Oh Birmingham City, we’ve seen this before. After a 16-season stint in the lower divisions, the Blues were promoted in 2002… and then finished three seasons mid-table, before enduring four more yo-yo years into the Championship and back. Yet last season was supposed to be different. Under the guidance of Carson Yeung and Alex McLeish, Brum finished a respectable ninth in 2010 with a stingy defence and a young keeper on-loan. Who cared if they couldn’t score? It was a new era.
Ugh. Fast forward 12 months. Despite their first trophy in almost 50 years, and an appearance in the FA Cup semi-final, Brum rode a train of mediocrity into relegation. Before their historic victory over Arsenal in the Carling Cup final, City were 6-12-9. The 30 points weren’t great… but it left them only a handful of wins away from the magic safety zone of 40. But after that, Birmingham only won twice in their last 12 matches… including three straight losses at the end to send them down, allowing Wigan (ugh) and Wolves to remain.
Now McLeish’s defection to hated Aston Villa has fans on both sides of Birmingham screaming Blue murder. But unlike other serious rivalries, the teams’ exposure to each other has been spotty over the years… while the Second City derby features a couple of key players that have swapped shades of blue, with a lot of claret thrown in.
One such player is the sensational Liam Ridgewell, who joined Birmingham from Aston Villa in 2007. The left back scored as many goals as the club’s strikers this season, which is probably a statement on both Ridgewell’s talent and the dire situation in Birmingham’s attack. Ridgewell signed a new contract last summer… but West Brom have come calling, offering £3 million. City thinks he’s worth more, and so does this writer. The big clubs could do worse than pick up him up.

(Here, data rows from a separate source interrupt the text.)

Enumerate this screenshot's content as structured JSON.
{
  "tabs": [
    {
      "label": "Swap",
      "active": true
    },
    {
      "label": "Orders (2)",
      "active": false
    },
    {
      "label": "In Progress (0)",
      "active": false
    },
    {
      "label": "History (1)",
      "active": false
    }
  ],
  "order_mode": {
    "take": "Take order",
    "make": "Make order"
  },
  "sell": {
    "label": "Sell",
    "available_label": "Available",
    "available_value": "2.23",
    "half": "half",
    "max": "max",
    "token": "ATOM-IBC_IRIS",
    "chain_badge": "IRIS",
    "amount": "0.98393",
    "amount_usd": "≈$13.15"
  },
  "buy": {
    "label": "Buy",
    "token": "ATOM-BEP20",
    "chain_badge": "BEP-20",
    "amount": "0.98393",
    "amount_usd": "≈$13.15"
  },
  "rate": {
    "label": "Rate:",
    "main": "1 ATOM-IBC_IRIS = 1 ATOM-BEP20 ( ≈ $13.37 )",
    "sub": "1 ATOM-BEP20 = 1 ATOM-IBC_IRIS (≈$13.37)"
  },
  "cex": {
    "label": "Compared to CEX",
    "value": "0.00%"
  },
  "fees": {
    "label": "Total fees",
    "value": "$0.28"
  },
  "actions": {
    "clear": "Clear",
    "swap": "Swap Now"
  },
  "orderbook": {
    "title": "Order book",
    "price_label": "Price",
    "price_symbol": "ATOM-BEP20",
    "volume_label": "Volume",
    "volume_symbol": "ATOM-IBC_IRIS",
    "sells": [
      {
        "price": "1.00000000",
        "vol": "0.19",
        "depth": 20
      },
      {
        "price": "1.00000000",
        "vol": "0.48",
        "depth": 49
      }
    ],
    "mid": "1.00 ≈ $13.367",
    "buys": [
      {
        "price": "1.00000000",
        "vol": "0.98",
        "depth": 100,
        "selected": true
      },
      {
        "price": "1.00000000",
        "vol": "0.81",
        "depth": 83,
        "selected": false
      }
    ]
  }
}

After 200 matches, Sebastian Larsson is set to leave the Blues, having declined a new contract with the relegated side. His father says the right winger has signed at Sunderland for Steve Bruce… the man who brought the Swede to St. Andrews in the first place.
England back-up keeper Ben Foster is no youngster… but has always seemed a star-in-waiting. Foster performed admirably this season, replacing his contemporary Joe Hart in net with one of the league’s highest save percentages, while facing the second-most shots. Foster is a Premier League keeper, plain and simple. I will make a call and say this West Midlander will follow McLeish to Villa.
Roger Johnson and Scott Dann would have received England call-ups, had it not said “Birmingham City” on their badges. Roger Johnson started almost every match for the Brummies, while Scott Dann had his season cut short by injuries. Both will likely get a sniff from the big clubs, including Dann, a Scouser whose name is creating rumbles at Anfield. Meanwhile, Johnson is tough and good in the air. Both made it onto the score sheet… and neither are afraid of a booking now and then.
Birmingham’s skipper — Stephen Carr — is 34… kind of up there in football years. But the right back was the lynch pin for the club’s excellent defence: the Irishman started almost as many games as Johnson. It’s likely he will stay because a) he has extended his contract by a year, and b) his former coach at Spurs and Ireland — Chris Hughton — is the front runner to take McLeish’s place. Still… Carr’s performance this year merits another kick at the Premiership can.
Do you know which Villa player led the club in fouls and yellow cards? Ashley Young (stop snickering!). Now that the team’s “hard man” (uncontrollable guffawing) looks bound for Manchester United, and Nigel Reo-Coker (a man who actually would give us nightmares, were we would good enough to play Premier League football) has been released, the club needs some steel in the middle. Cue Barry Ferguson…
Finally, we have Craig Gardner — Birmingham’s answer to Steven Gerrard, circa Istanbul. Gardner led his team in both goals and infractions this past seaon. In a Robbie Keane-like obfuscation, Gardner has claimed to be a lifelong Villa or City fan — depending where he’s playing. Yet he could still return to Villa Park. After the vitriol that’s greeted Big Eck, the move would likely have Lions fans foaming at the mouth. However, he has been linked with a move to the Northeast, either Newcastle or Sunderland.